Obviously, the only thing wrong with the Mini Cooper is that it doesn't offer a Max version. But it will, starting this fall in Europe and coming to the U.S. in the first quarter of next year.
That’s sad, because the initial attraction of the machine was its size — a David out to do battle with all the Goliaths. Its petite size won many fans for the Mini camp, including people who found it easy to park along congested streets or in cramped downtown garages. In the garage at home, you could slip the bike, mower, and car into the same one-vehicle garage stall.
Of course, if you have six kids and two dogs, it's not the car for you. It’s also a mite out of place for soccer moms, considering how many Minis you could fit in a soccer goal. But the Mini is cute and cuddly, and that's what won over fans.
Apparently, though, a number of Mini enthusiasts said that while they were deeply, madly, head-over-heels in love with their car, there was one teenie-weenie little problem: The car wasn't big enough. So the automaker decided to give them what they want — a Clubman edition with a wheelbase extended 3 inches and an overall length that's nearly 10 inches greater overall. It will be available starting with the 2008 model year.
"The added length will be almost evenly split between the rear seat and the rear cargo area for those who love the car but said they feel they need more space," said Mini spokesman Andrew Cutler.
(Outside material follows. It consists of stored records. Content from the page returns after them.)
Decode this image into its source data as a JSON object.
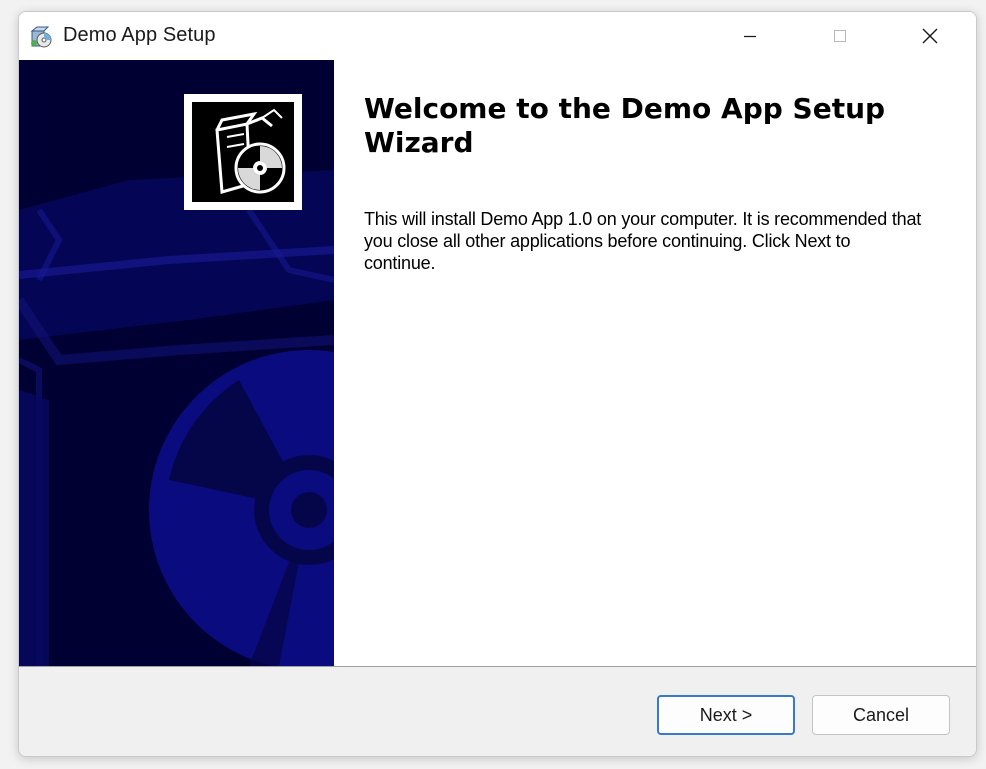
{
  "window": {
    "title": "Demo App Setup",
    "controls": {
      "minimize": "minimize-icon",
      "maximize": "maximize-icon",
      "close": "close-icon"
    }
  },
  "sidebar": {
    "background_color": "#000033",
    "artwork_color": "#10108c",
    "logo": "setup-box-cd-icon"
  },
  "content": {
    "heading": "Welcome to the Demo App Setup Wizard",
    "body": "This will install Demo App 1.0 on your computer. It is recommended that you close all other applications before continuing. Click Next to continue."
  },
  "footer": {
    "next_label": "Next >",
    "cancel_label": "Cancel"
  },
  "colors": {
    "accent_focus": "#3a78c9"
  }
}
Duh! Need more space? It's called the M-I-N-I, not the XXL, for a reason. What’s next, a Mini SUV with four rows of seats for those who think the three rows in a Chevy Suburban isn't enough? Or perhaps a Mini pickup truck aimed to take on the Toyota Tundra?
If memory serves, wasn't there a little two-seater called Thunderbird that sized itself out of the market?
The Clubman will be powered by a choice of a 120-hp, 1.6-liter four-cylinder or a 175-hp, 1.6-liter turbo four-cylinder. A 1.6-liter turbo-diesel will be sold in Europe, not the U.S. The European version will also shut the engine off at idle to conserve fuel. Mini said that feature won't be offered in the U.S.
Both the European and U.S. versions will feature a small rear-hinged access door on the passenger side of the vehicle, behind the passenger door, for easier access to the rear seat.
No word yet on price or mileage — or if an even-bigger version is coming. If you still want more space, buy a Honda Fit.